*** Block opens ***

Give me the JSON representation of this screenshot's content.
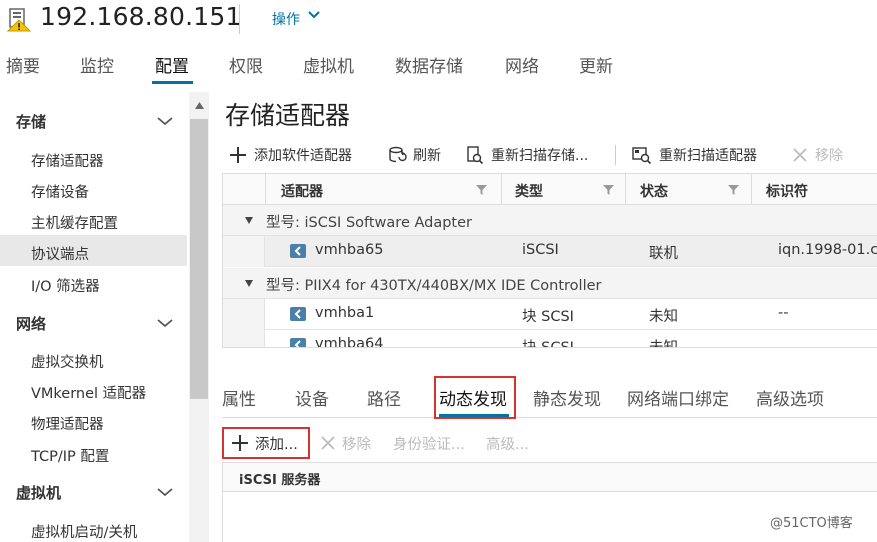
{
  "header": {
    "host_title": "192.168.80.151",
    "actions_label": "操作",
    "warning_icon": "warning-icon",
    "accent_color": "#0072a3"
  },
  "top_tabs": [
    "摘要",
    "监控",
    "配置",
    "权限",
    "虚拟机",
    "数据存储",
    "网络",
    "更新"
  ],
  "top_tabs_active": "配置",
  "sidebar": {
    "sections": [
      {
        "label": "存储",
        "items": [
          "存储适配器",
          "存储设备",
          "主机缓存配置",
          "协议端点",
          "I/O 筛选器"
        ]
      },
      {
        "label": "网络",
        "items": [
          "虚拟交换机",
          "VMkernel 适配器",
          "物理适配器",
          "TCP/IP 配置"
        ]
      },
      {
        "label": "虚拟机",
        "items": [
          "虚拟机启动/关机"
        ]
      }
    ],
    "selected_item": "存储适配器"
  },
  "main": {
    "title": "存储适配器",
    "toolbar": {
      "add_software": "添加软件适配器",
      "refresh": "刷新",
      "rescan_storage": "重新扫描存储...",
      "rescan_adapter": "重新扫描适配器",
      "remove": "移除"
    },
    "grid": {
      "columns": [
        "适配器",
        "类型",
        "状态",
        "标识符"
      ],
      "groups": [
        {
          "label": "型号: iSCSI Software Adapter",
          "rows": [
            {
              "adapter": "vmhba65",
              "type": "iSCSI",
              "status": "联机",
              "identifier": "iqn.1998-01.co"
            }
          ]
        },
        {
          "label": "型号: PIIX4 for 430TX/440BX/MX IDE Controller",
          "rows": [
            {
              "adapter": "vmhba1",
              "type": "块 SCSI",
              "status": "未知",
              "identifier": "--"
            },
            {
              "adapter": "vmhba64",
              "type": "块 SCSI",
              "status": "未知",
              "identifier": ""
            }
          ]
        }
      ]
    },
    "detail_tabs": [
      "属性",
      "设备",
      "路径",
      "动态发现",
      "静态发现",
      "网络端口绑定",
      "高级选项"
    ],
    "detail_tabs_active": "动态发现",
    "detail_toolbar": {
      "add": "添加...",
      "remove": "移除",
      "auth": "身份验证...",
      "advanced": "高级..."
    },
    "server_grid": {
      "column": "iSCSI 服务器"
    }
  },
  "watermark": "@51CTO博客"
}
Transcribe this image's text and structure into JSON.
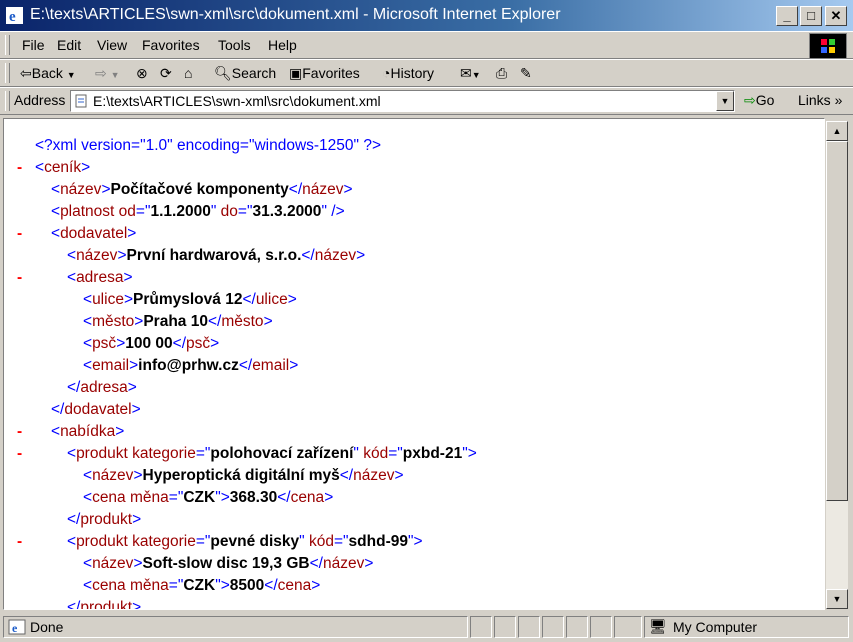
{
  "window": {
    "title": "E:\\texts\\ARTICLES\\swn-xml\\src\\dokument.xml - Microsoft Internet Explorer"
  },
  "menu": [
    "File",
    "Edit",
    "View",
    "Favorites",
    "Tools",
    "Help"
  ],
  "toolbar": {
    "back": "Back",
    "search": "Search",
    "favorites": "Favorites",
    "history": "History"
  },
  "address": {
    "label": "Address",
    "value": "E:\\texts\\ARTICLES\\swn-xml\\src\\dokument.xml",
    "go": "Go",
    "links": "Links"
  },
  "xml": {
    "decl_open": "<?xml ",
    "decl_attr1": "version",
    "decl_val1": "\"1.0\"",
    "decl_attr2": " encoding",
    "decl_val2": "\"windows-1250\"",
    "decl_close": " ?>",
    "lines": [
      {
        "minus": "",
        "indent": 0,
        "html": "decl"
      },
      {
        "minus": "-",
        "indent": 0,
        "open": "ceník"
      },
      {
        "minus": "",
        "indent": 1,
        "tag": "název",
        "text": "Počítačové komponenty"
      },
      {
        "minus": "",
        "indent": 1,
        "empty": "platnost",
        "attrs": [
          [
            "od",
            "1.1.2000"
          ],
          [
            "do",
            "31.3.2000"
          ]
        ]
      },
      {
        "minus": "-",
        "indent": 1,
        "open": "dodavatel"
      },
      {
        "minus": "",
        "indent": 2,
        "tag": "název",
        "text": "První hardwarová, s.r.o."
      },
      {
        "minus": "-",
        "indent": 2,
        "open": "adresa"
      },
      {
        "minus": "",
        "indent": 3,
        "tag": "ulice",
        "text": "Průmyslová 12"
      },
      {
        "minus": "",
        "indent": 3,
        "tag": "město",
        "text": "Praha 10"
      },
      {
        "minus": "",
        "indent": 3,
        "tag": "psč",
        "text": "100 00"
      },
      {
        "minus": "",
        "indent": 3,
        "tag": "email",
        "text": "info@prhw.cz"
      },
      {
        "minus": "",
        "indent": 2,
        "close": "adresa"
      },
      {
        "minus": "",
        "indent": 1,
        "close": "dodavatel"
      },
      {
        "minus": "-",
        "indent": 1,
        "open": "nabídka"
      },
      {
        "minus": "-",
        "indent": 2,
        "open": "produkt",
        "attrs": [
          [
            "kategorie",
            "polohovací zařízení"
          ],
          [
            "kód",
            "pxbd-21"
          ]
        ]
      },
      {
        "minus": "",
        "indent": 3,
        "tag": "název",
        "text": "Hyperoptická digitální myš"
      },
      {
        "minus": "",
        "indent": 3,
        "tag": "cena",
        "attrs": [
          [
            "měna",
            "CZK"
          ]
        ],
        "text": "368.30"
      },
      {
        "minus": "",
        "indent": 2,
        "close": "produkt"
      },
      {
        "minus": "-",
        "indent": 2,
        "open": "produkt",
        "attrs": [
          [
            "kategorie",
            "pevné disky"
          ],
          [
            "kód",
            "sdhd-99"
          ]
        ]
      },
      {
        "minus": "",
        "indent": 3,
        "tag": "název",
        "text": "Soft-slow disc 19,3 GB"
      },
      {
        "minus": "",
        "indent": 3,
        "tag": "cena",
        "attrs": [
          [
            "měna",
            "CZK"
          ]
        ],
        "text": "8500"
      },
      {
        "minus": "",
        "indent": 2,
        "close": "produkt"
      }
    ]
  },
  "status": {
    "text": "Done",
    "zone": "My Computer"
  }
}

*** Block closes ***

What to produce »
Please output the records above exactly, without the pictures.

Result for this task »
Give me the JSON representation of this screenshot's content.
{
  "header": {
    "host_title": "192.168.80.151",
    "actions_label": "操作",
    "warning_icon": "warning-icon",
    "accent_color": "#0072a3"
  },
  "top_tabs": [
    "摘要",
    "监控",
    "配置",
    "权限",
    "虚拟机",
    "数据存储",
    "网络",
    "更新"
  ],
  "top_tabs_active": "配置",
  "sidebar": {
    "sections": [
      {
        "label": "存储",
        "items": [
          "存储适配器",
          "存储设备",
          "主机缓存配置",
          "协议端点",
          "I/O 筛选器"
        ]
      },
      {
        "label": "网络",
        "items": [
          "虚拟交换机",
          "VMkernel 适配器",
          "物理适配器",
          "TCP/IP 配置"
        ]
      },
      {
        "label": "虚拟机",
        "items": [
          "虚拟机启动/关机"
        ]
      }
    ],
    "selected_item": "存储适配器"
  },
  "main": {
    "title": "存储适配器",
    "toolbar": {
      "add_software": "添加软件适配器",
      "refresh": "刷新",
      "rescan_storage": "重新扫描存储...",
      "rescan_adapter": "重新扫描适配器",
      "remove": "移除"
    },
    "grid": {
      "columns": [
        "适配器",
        "类型",
        "状态",
        "标识符"
      ],
      "groups": [
        {
          "label": "型号: iSCSI Software Adapter",
          "rows": [
            {
              "adapter": "vmhba65",
              "type": "iSCSI",
              "status": "联机",
              "identifier": "iqn.1998-01.co"
            }
          ]
        },
        {
          "label": "型号: PIIX4 for 430TX/440BX/MX IDE Controller",
          "rows": [
            {
              "adapter": "vmhba1",
              "type": "块 SCSI",
              "status": "未知",
              "identifier": "--"
            },
            {
              "adapter": "vmhba64",
              "type": "块 SCSI",
              "status": "未知",
              "identifier": ""
            }
          ]
        }
      ]
    },
    "detail_tabs": [
      "属性",
      "设备",
      "路径",
      "动态发现",
      "静态发现",
      "网络端口绑定",
      "高级选项"
    ],
    "detail_tabs_active": "动态发现",
    "detail_toolbar": {
      "add": "添加...",
      "remove": "移除",
      "auth": "身份验证...",
      "advanced": "高级..."
    },
    "server_grid": {
      "column": "iSCSI 服务器"
    }
  },
  "watermark": "@51CTO博客"
}
Transcribe this image's text and structure into JSON.
{
  "window": {
    "title": "E:\\texts\\ARTICLES\\swn-xml\\src\\dokument.xml - Microsoft Internet Explorer"
  },
  "menu": [
    "File",
    "Edit",
    "View",
    "Favorites",
    "Tools",
    "Help"
  ],
  "toolbar": {
    "back": "Back",
    "search": "Search",
    "favorites": "Favorites",
    "history": "History"
  },
  "address": {
    "label": "Address",
    "value": "E:\\texts\\ARTICLES\\swn-xml\\src\\dokument.xml",
    "go": "Go",
    "links": "Links"
  },
  "xml": {
    "decl_open": "<?xml ",
    "decl_attr1": "version",
    "decl_val1": "\"1.0\"",
    "decl_attr2": " encoding",
    "decl_val2": "\"windows-1250\"",
    "decl_close": " ?>",
    "lines": [
      {
        "minus": "",
        "indent": 0,
        "html": "decl"
      },
      {
        "minus": "-",
        "indent": 0,
        "open": "ceník"
      },
      {
        "minus": "",
        "indent": 1,
        "tag": "název",
        "text": "Počítačové komponenty"
      },
      {
        "minus": "",
        "indent": 1,
        "empty": "platnost",
        "attrs": [
          [
            "od",
            "1.1.2000"
          ],
          [
            "do",
            "31.3.2000"
          ]
        ]
      },
      {
        "minus": "-",
        "indent": 1,
        "open": "dodavatel"
      },
      {
        "minus": "",
        "indent": 2,
        "tag": "název",
        "text": "První hardwarová, s.r.o."
      },
      {
        "minus": "-",
        "indent": 2,
        "open": "adresa"
      },
      {
        "minus": "",
        "indent": 3,
        "tag": "ulice",
        "text": "Průmyslová 12"
      },
      {
        "minus": "",
        "indent": 3,
        "tag": "město",
        "text": "Praha 10"
      },
      {
        "minus": "",
        "indent": 3,
        "tag": "psč",
        "text": "100 00"
      },
      {
        "minus": "",
        "indent": 3,
        "tag": "email",
        "text": "info@prhw.cz"
      },
      {
        "minus": "",
        "indent": 2,
        "close": "adresa"
      },
      {
        "minus": "",
        "indent": 1,
        "close": "dodavatel"
      },
      {
        "minus": "-",
        "indent": 1,
        "open": "nabídka"
      },
      {
        "minus": "-",
        "indent": 2,
        "open": "produkt",
        "attrs": [
          [
            "kategorie",
            "polohovací zařízení"
          ],
          [
            "kód",
            "pxbd-21"
          ]
        ]
      },
      {
        "minus": "",
        "indent": 3,
        "tag": "název",
        "text": "Hyperoptická digitální myš"
      },
      {
        "minus": "",
        "indent": 3,
        "tag": "cena",
        "attrs": [
          [
            "měna",
            "CZK"
          ]
        ],
        "text": "368.30"
      },
      {
        "minus": "",
        "indent": 2,
        "close": "produkt"
      },
      {
        "minus": "-",
        "indent": 2,
        "open": "produkt",
        "attrs": [
          [
            "kategorie",
            "pevné disky"
          ],
          [
            "kód",
            "sdhd-99"
          ]
        ]
      },
      {
        "minus": "",
        "indent": 3,
        "tag": "název",
        "text": "Soft-slow disc 19,3 GB"
      },
      {
        "minus": "",
        "indent": 3,
        "tag": "cena",
        "attrs": [
          [
            "měna",
            "CZK"
          ]
        ],
        "text": "8500"
      },
      {
        "minus": "",
        "indent": 2,
        "close": "produkt"
      }
    ]
  },
  "status": {
    "text": "Done",
    "zone": "My Computer"
  }
}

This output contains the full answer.